Abdullah Mansoor, writing recently at MovieWeb, came up with another list of things. The things of interest this time were underrated fantasy movies based on books, and the number chosen randomly was 16. Do you worry about what missed the list at 17? Why can't lists round up or down to the nearest ten? Do these authors use six different dice to develop topics and counts?
"Since a large number of fantasy movies are released every year, it is not possible to keep up with all the content. This is the reason why many great fantasy films have been forgotten over the years."
Would it be easier to "keep up" with good movies if there weren't so many stinkers in between? Are we still calling them movies?  You called it content, so I'm unsure of the preferred term.

Return to Oz (1985) appeared at #12, and it's the first one on the list I've heard of. I suspect I'm outside the intended age of the list. Or the movies.  Content.  Whatever.

2002's Treasure Planet is now underrated. Good to know.

The reason for my interest in this list - The House with a Clock in Its Walls (2018) - comes in at a respectable #4 on the list. Not bad. Yet there's this commentary:
The House with a Clock in Its Walls was successful commercially and critically. Nevertheless, it is still an underrated film that does not get enough credit for being a faithful adaptation of the novel. Jack Black has also become synonymous with another popular adaptation, Goosebumps, but he is certainly not appreciated enough for his role as the powerful warlock in The House with a Clock in Its Walls.
I’m curious: how many others considered the film “a faithful adaptation” of the book? And what's your definition of faithful adaptation, anyway?

1 comment:

Russ said...

I doubt that anyone had actually read the book and seen the movie would say the movie was a faithful adaptation of the book.

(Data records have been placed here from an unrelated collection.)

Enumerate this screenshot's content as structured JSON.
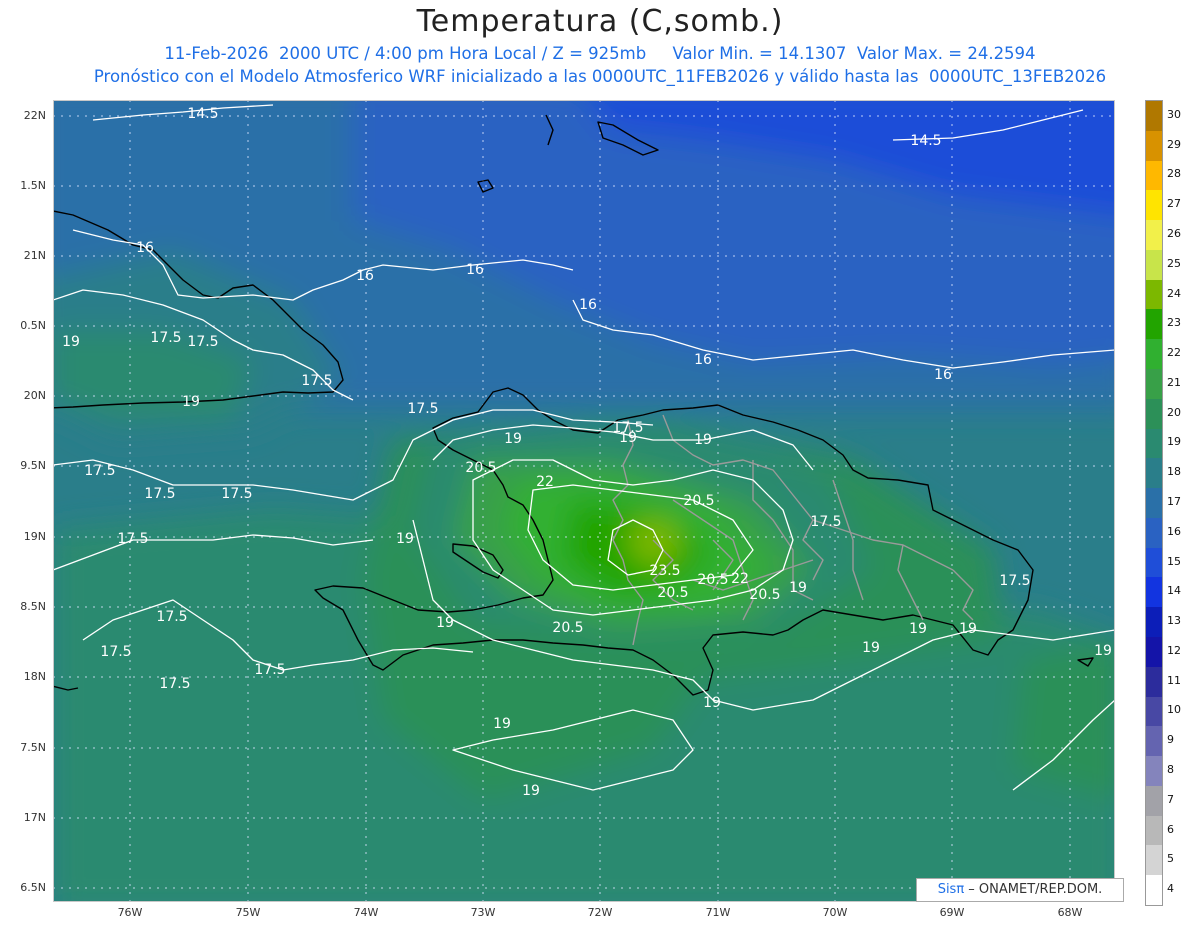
{
  "header": {
    "title": "Temperatura (C,somb.)",
    "line1": "11-Feb-2026  2000 UTC / 4:00 pm Hora Local / Z = 925mb     Valor Min. = 14.1307  Valor Max. = 24.2594",
    "line2": "Pronóstico con el Modelo Atmosferico WRF inicializado a las 0000UTC_11FEB2026 y válido hasta las  0000UTC_13FEB2026"
  },
  "axes": {
    "lat_labels": [
      "22N",
      "1.5N",
      "21N",
      "0.5N",
      "20N",
      "9.5N",
      "19N",
      "8.5N",
      "18N",
      "7.5N",
      "17N",
      "6.5N"
    ],
    "lon_labels": [
      "76W",
      "75W",
      "74W",
      "73W",
      "72W",
      "71W",
      "70W",
      "69W",
      "68W"
    ]
  },
  "contour_labels": [
    "14.5",
    "14.5",
    "16",
    "16",
    "16",
    "16",
    "16",
    "16",
    "17.5",
    "17.5",
    "17.5",
    "17.5",
    "17.5",
    "17.5",
    "17.5",
    "17.5",
    "17.5",
    "17.5",
    "17.5",
    "17.5",
    "17.5",
    "17.5",
    "17.5",
    "19",
    "19",
    "19",
    "19",
    "19",
    "19",
    "19",
    "19",
    "19",
    "19",
    "19",
    "19",
    "19",
    "19",
    "19",
    "20.5",
    "20.5",
    "20.5",
    "20.5",
    "20.5",
    "20.5",
    "22",
    "22",
    "23.5"
  ],
  "legend": {
    "labels": [
      "30",
      "29",
      "28",
      "27",
      "26",
      "25",
      "24",
      "23",
      "22",
      "21",
      "20",
      "19",
      "18",
      "17",
      "16",
      "15",
      "14",
      "13",
      "12",
      "11",
      "10",
      "9",
      "8",
      "7",
      "6",
      "5",
      "4"
    ],
    "colors": [
      "#b07800",
      "#d89200",
      "#ffb800",
      "#ffe400",
      "#f2f04a",
      "#c8e44a",
      "#7cb800",
      "#22a400",
      "#30b030",
      "#38a048",
      "#2c9058",
      "#2a8a70",
      "#2a7e8a",
      "#2a70a8",
      "#2a62c2",
      "#1f4ed8",
      "#1234e0",
      "#0c1eb8",
      "#1414a8",
      "#2c2c9c",
      "#4848a4",
      "#6464b0",
      "#8484bc",
      "#a2a2a8",
      "#b8b8b8",
      "#d4d4d4",
      "#ffffff"
    ]
  },
  "credit": {
    "sis": "Sisπ",
    "org": " – ONAMET/REP.DOM."
  }
}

There were a number of things changed or added to the movie, not to be found in the book. In some ways the characters were even changed so they were not the characters from the book. To me it seemed that the movie script writer wrote his own story and only returned to the book when his plot became too muddled to continue. John Bellairs did get credit for writing the original story, I do not think he would want credit for the movie script. I have seen some movies taken from books that either ignore the original author or gave him or her a small credit in the closing lines of credits. But then the author might not have wanted the movie associated with their name anyway.